Following his retirement from a long military career between 1945 and 1968, Carvester Booth decided to take a vacation. He traveled to Washington, D.C, and went on a sightseeing tour of the Smithsonian museums. And there he remained for the next twenty-two years as a security officer. Booth really loved the Smithsonian. He began working for the National Air and Space Museum in 1976, the day before it opened, and protected various other museums on the National Mall. If you feel like a good listen and laugh, join a group of volunpeers in transcribing Booth’s interview from the 1996 Folklife Festival in which he recounts a typical day of an officer at the Smithsonian.
9 Total Pages 4 Contributing Members
When Nancy Pope scored an interview with the Smithsonian National Museum of American History’s National Philatelic Collection in 1984, she was ecstatic. She put the phone down, called a friend, and asked: “what does ‘philatelic’ mean.” For the next few years, she poured over stamps and postal history. Pope became such an expert that by the time the National Postal Museum opened in 1993, she curated the first exhibits. Today, she is the head curator of the museum. Pop your headphones in and join a group of volunpeers in transcribing Pope’s recollections, from her early days on the job to what it was like to open a new Smithsonian museum.
21 Total Pages 9 Contributing Members
Ethnomusicologist Tom Vennum helped coordinate the Smithsonian’s annual Folklife Festival for two decades, so it is only appropriate that he was interviewed at the Smithsonian Memories booth at the 1996 festival. As one may assume, the job came with many stresses, but also a lot of laughs. He tells one particularly amusing story about a German-American band that had a few too many drinks at the German Embassy. In the interview, Vennum also discussed his landmark work surrounding Native Americans and lacrosse, among other programs and publications. Join a group of volunpeers in transcribing Vennum’s career bringing music, and other forms of culture, to the Smithsonian.

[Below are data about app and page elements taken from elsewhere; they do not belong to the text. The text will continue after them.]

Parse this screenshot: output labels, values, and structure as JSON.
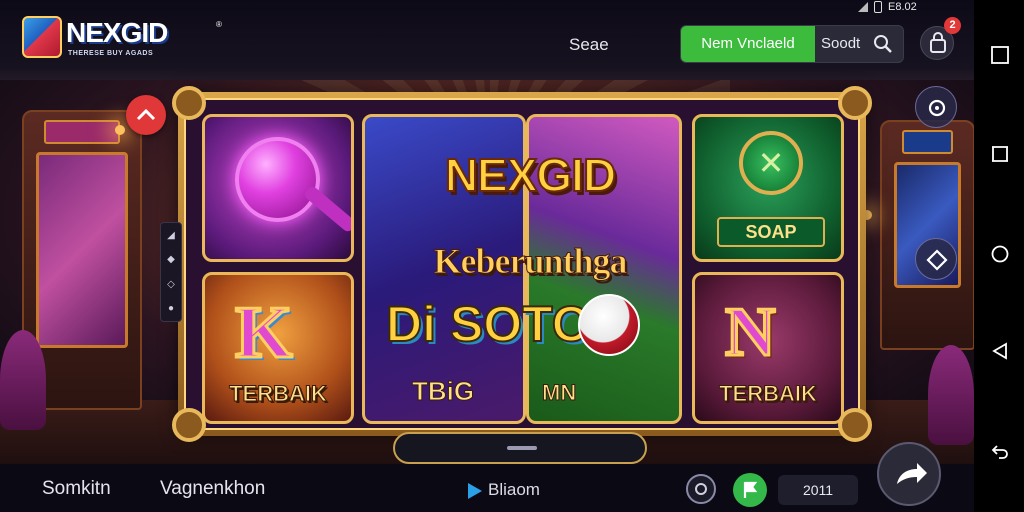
{
  "brand": {
    "name": "NEXGID",
    "tagline": "THERESE BUY AGADS",
    "registered": "®"
  },
  "header": {
    "nav_label": "Seae",
    "cta_label": "Nem Vnclaeld",
    "search_text": "Soodt",
    "cart_badge": "2"
  },
  "status_bar": {
    "text": "E8.02"
  },
  "banner": {
    "title": "NEXGID",
    "subtitle": "Keberunthga",
    "slot_line": "Di SOTO",
    "tiles": [
      {
        "id": "gem",
        "label": ""
      },
      {
        "id": "k",
        "letter": "K",
        "label": "TERBAIK"
      },
      {
        "id": "center",
        "label": "TBiG"
      },
      {
        "id": "mn",
        "label": "MN"
      },
      {
        "id": "soap",
        "label": "SOAP"
      },
      {
        "id": "n",
        "letter": "N",
        "label": "TERBAIK"
      }
    ]
  },
  "footer": {
    "items": [
      "Somkitn",
      "Vagnenkhon"
    ],
    "rec_label": "Bliaom",
    "counter": "2011"
  },
  "colors": {
    "accent_green": "#3cbb3c",
    "badge_red": "#e23838",
    "gold": "#e8b85a"
  }
}
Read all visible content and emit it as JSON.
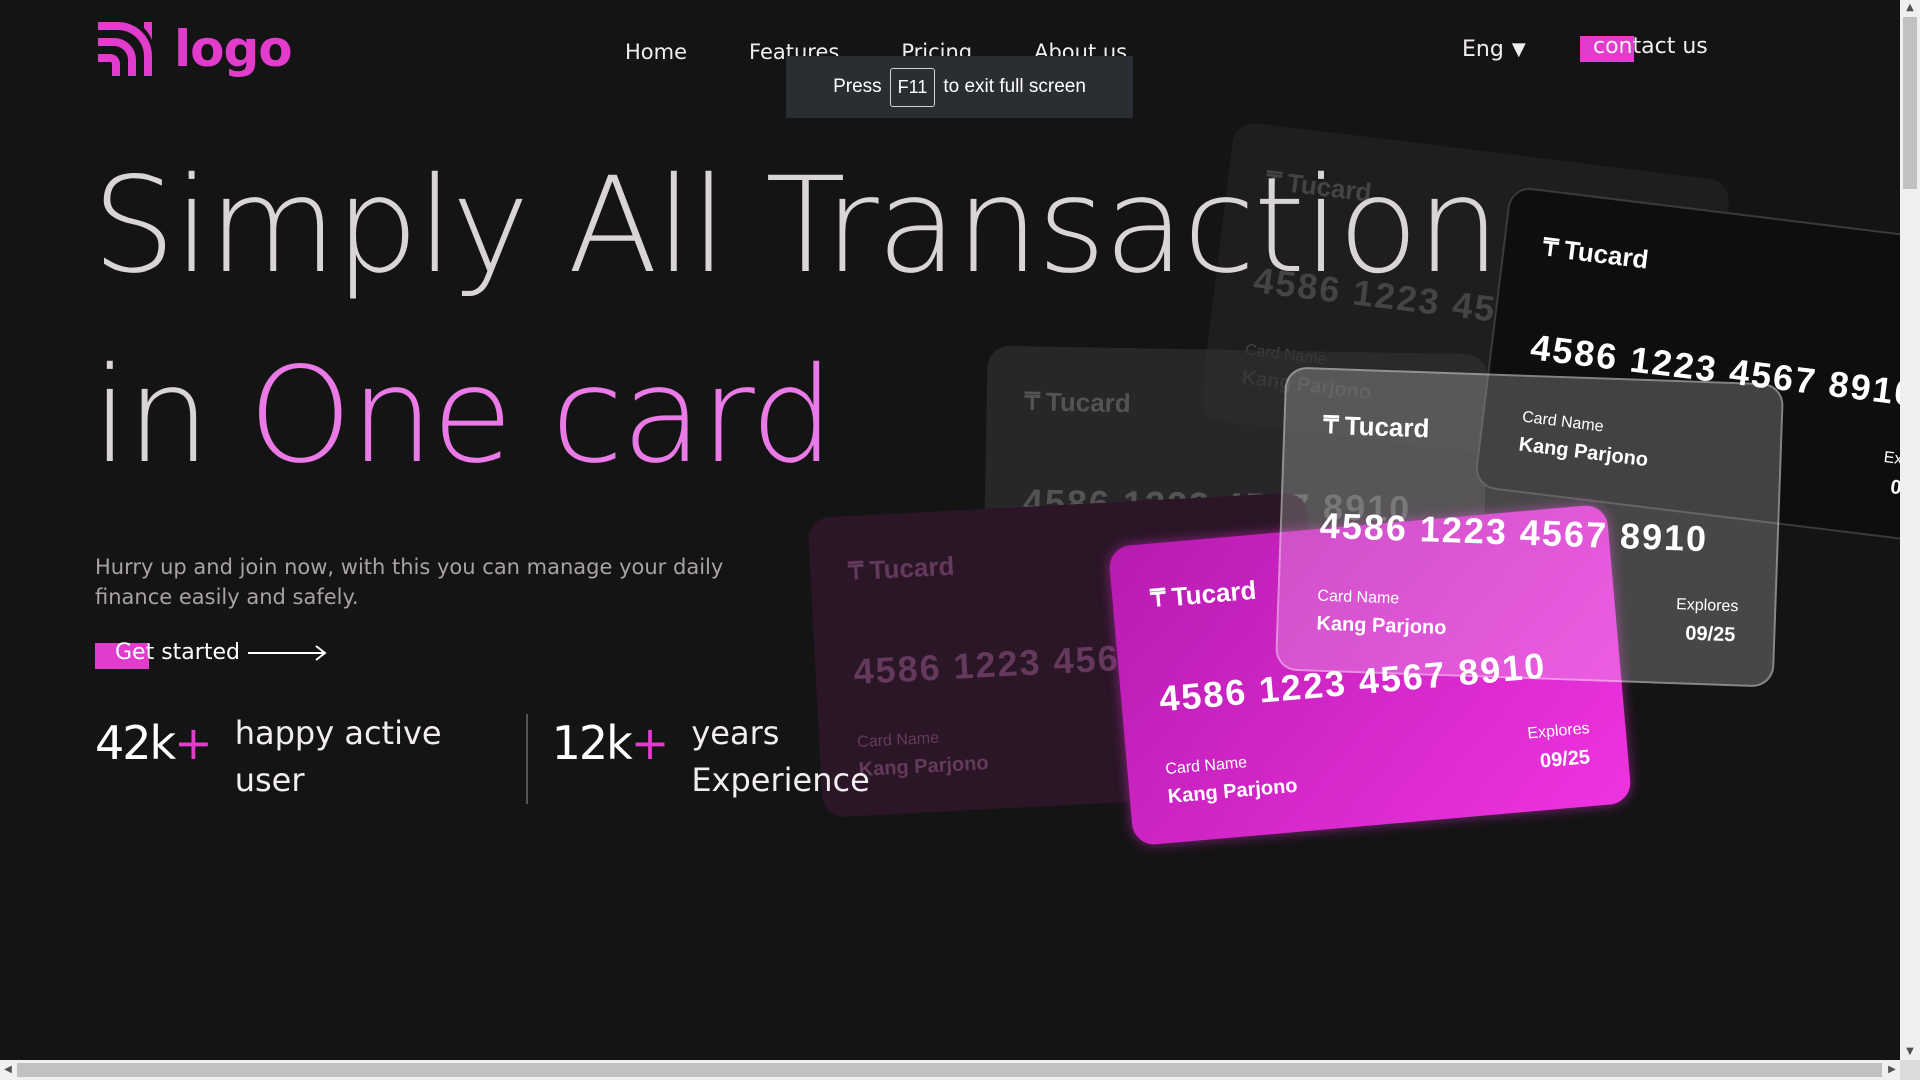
{
  "header": {
    "logo_text": "logo",
    "nav": [
      "Home",
      "Features",
      "Pricing",
      "About us"
    ],
    "language": "Eng",
    "language_caret": "▼",
    "contact_label": "contact us"
  },
  "fullscreen_toast": {
    "prefix": "Press",
    "key": "F11",
    "suffix": "to exit full screen"
  },
  "hero": {
    "line1": "Simply All Transaction",
    "line2_plain": "in",
    "line2_accent": "One card",
    "subtitle": "Hurry up and join now, with this you can manage your daily finance easily and safely.",
    "cta_label": "Get started"
  },
  "stats": [
    {
      "number": "42k",
      "plus": "+",
      "label_line1": "happy active",
      "label_line2": "user"
    },
    {
      "number": "12k",
      "plus": "+",
      "label_line1": "years",
      "label_line2": "Experience"
    }
  ],
  "cards": {
    "brand": "Tucard",
    "number": "4586 1223 4567 8910",
    "name_label": "Card Name",
    "name": "Kang Parjono",
    "expiry_label": "Explores",
    "expiry": "09/25"
  },
  "colors": {
    "accent": "#e23ccd",
    "accent_text": "#e97ae6",
    "background": "#151415"
  }
}
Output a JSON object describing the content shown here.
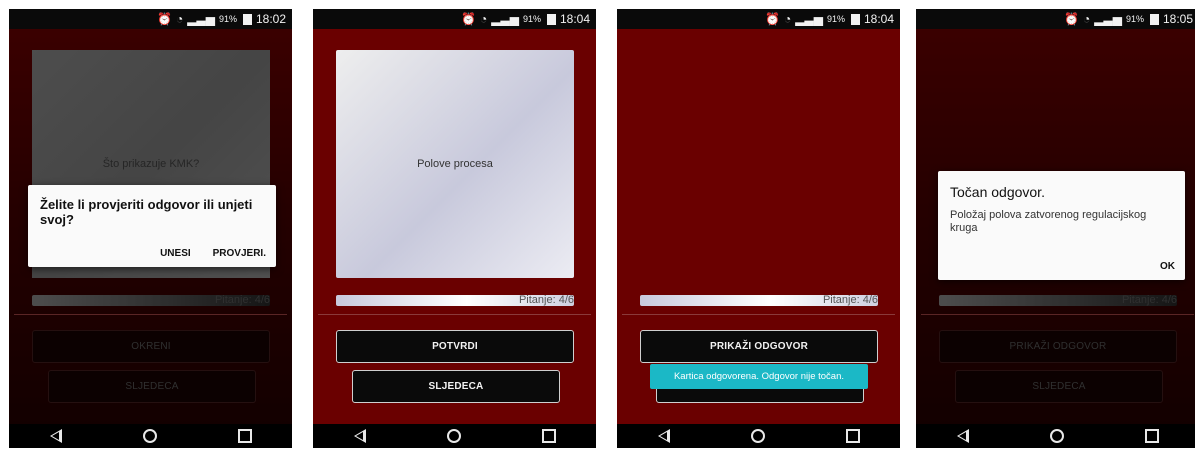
{
  "screens": [
    {
      "status": {
        "battery": "91%",
        "time": "18:02"
      },
      "card_text": "Što prikazuje KMK?",
      "progress_label": "Pitanje: 4/6",
      "progress_fraction": 0.67,
      "primary_button": "OKRENI",
      "secondary_button": "SLJEDECA",
      "dialog": {
        "title": "Želite li provjeriti odgovor ili unjeti svoj?",
        "btn_left": "UNESI",
        "btn_right": "PROVJERI."
      }
    },
    {
      "status": {
        "battery": "91%",
        "time": "18:04"
      },
      "card_text": "Polove procesa",
      "progress_label": "Pitanje: 4/6",
      "progress_fraction": 0.67,
      "primary_button": "POTVRDI",
      "secondary_button": "SLJEDECA"
    },
    {
      "status": {
        "battery": "91%",
        "time": "18:04"
      },
      "progress_label": "Pitanje: 4/6",
      "progress_fraction": 0.67,
      "primary_button": "PRIKAŽI ODGOVOR",
      "secondary_button": "SLJEDECA",
      "toast": "Kartica odgovorena. Odgovor nije točan."
    },
    {
      "status": {
        "battery": "91%",
        "time": "18:05"
      },
      "progress_label": "Pitanje: 4/6",
      "progress_fraction": 0.67,
      "primary_button": "PRIKAŽI ODGOVOR",
      "secondary_button": "SLJEDECA",
      "dialog": {
        "title": "Točan odgovor.",
        "message": "Položaj polova zatvorenog regulacijskog kruga",
        "btn_ok": "OK"
      }
    }
  ],
  "icons": {
    "status": [
      "alarm-icon",
      "wifi-icon",
      "signal-icon",
      "battery-icon"
    ],
    "nav": [
      "back-icon",
      "home-icon",
      "recent-apps-icon"
    ]
  },
  "colors": {
    "background": "#6a0000",
    "toast": "#1bb8c6",
    "dialog": "#fafafa"
  }
}
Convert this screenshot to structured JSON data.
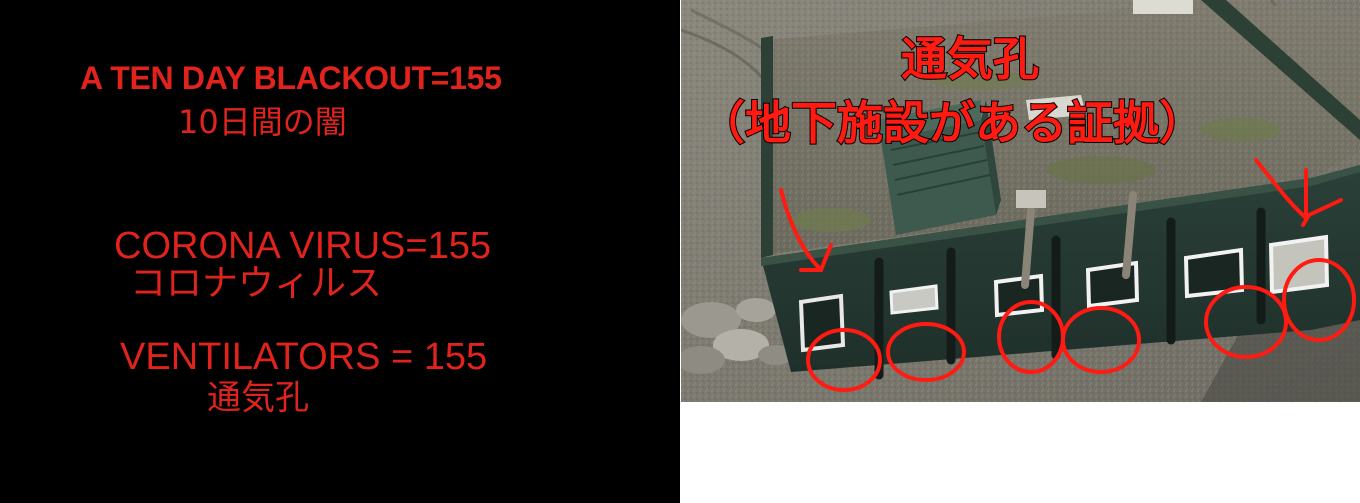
{
  "left_panel": {
    "headline_en": "A TEN DAY BLACKOUT=155",
    "headline_jp": "10日間の闇",
    "corona_en": "CORONA VIRUS=155",
    "corona_jp": "コロナウィルス",
    "ventilators_en": "VENTILATORS = 155",
    "ventilators_jp": "通気孔",
    "background_color": "#000000",
    "text_color": "#e0231c"
  },
  "photo_panel": {
    "title": "通気孔",
    "subtitle": "（地下施設がある証拠）",
    "annotation_color": "#ff1a12",
    "description_icons": [
      "red-circle-annotation",
      "red-arrow-annotation"
    ]
  }
}
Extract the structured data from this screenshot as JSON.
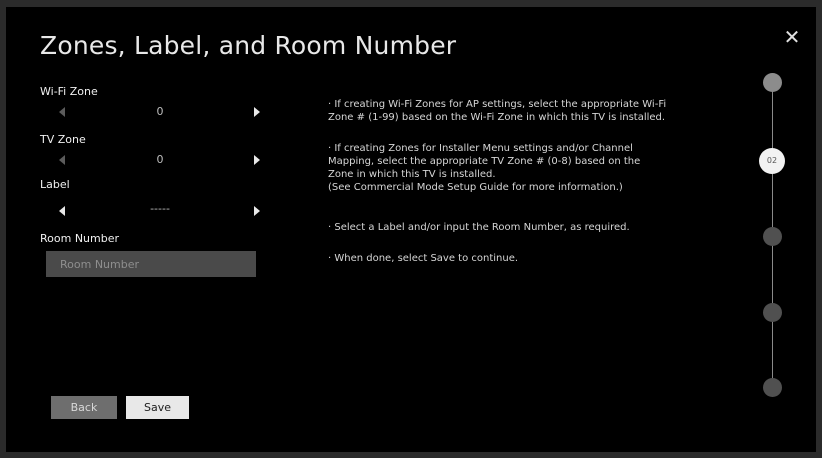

28 Total Pages 6 Contributing Members
No one would call U.S. National Museum Curator of Fishes Tarleton H. Bean lazy. In fact, Bean was so busy in the year 1891-92, splitting his time between the U.S. Fish Commission and his duties with the Smithsonian, that he admittedly barely did much at the museum. Fortunately, Bean still focused on collecting for the department of fishes during expeditions with the commission. For instance, some of the specimen collected during the commission’s trips aboard the steamer Albatross, through the North Pacific and Bering Sea, found their ways to the museum’s collections. Dive in with a group of volunpeers to read more about the 554 new specimens added and numerous publications written by the division.
23 Total Pages 4 Contributing Members
With the 1893 Columbian Exposition less than a year away, U.S National Museum's curator Tarleton Bean is appointed by President Benjamin Harrison to take charge of the United States Fish Commission's work for the Exposition. This leaves the general management of the Department of Fishes and its collections to the assistant curator for most of the 1892-1893 fiscal year. However, the department also had its own exhibit to prepare for the Exposition. Join us in transcribing this annual report from Fishes Curator Bean and learn more about the Smithsonian's involvement in the Exposition also known as the Chicago World's Fair of 1893.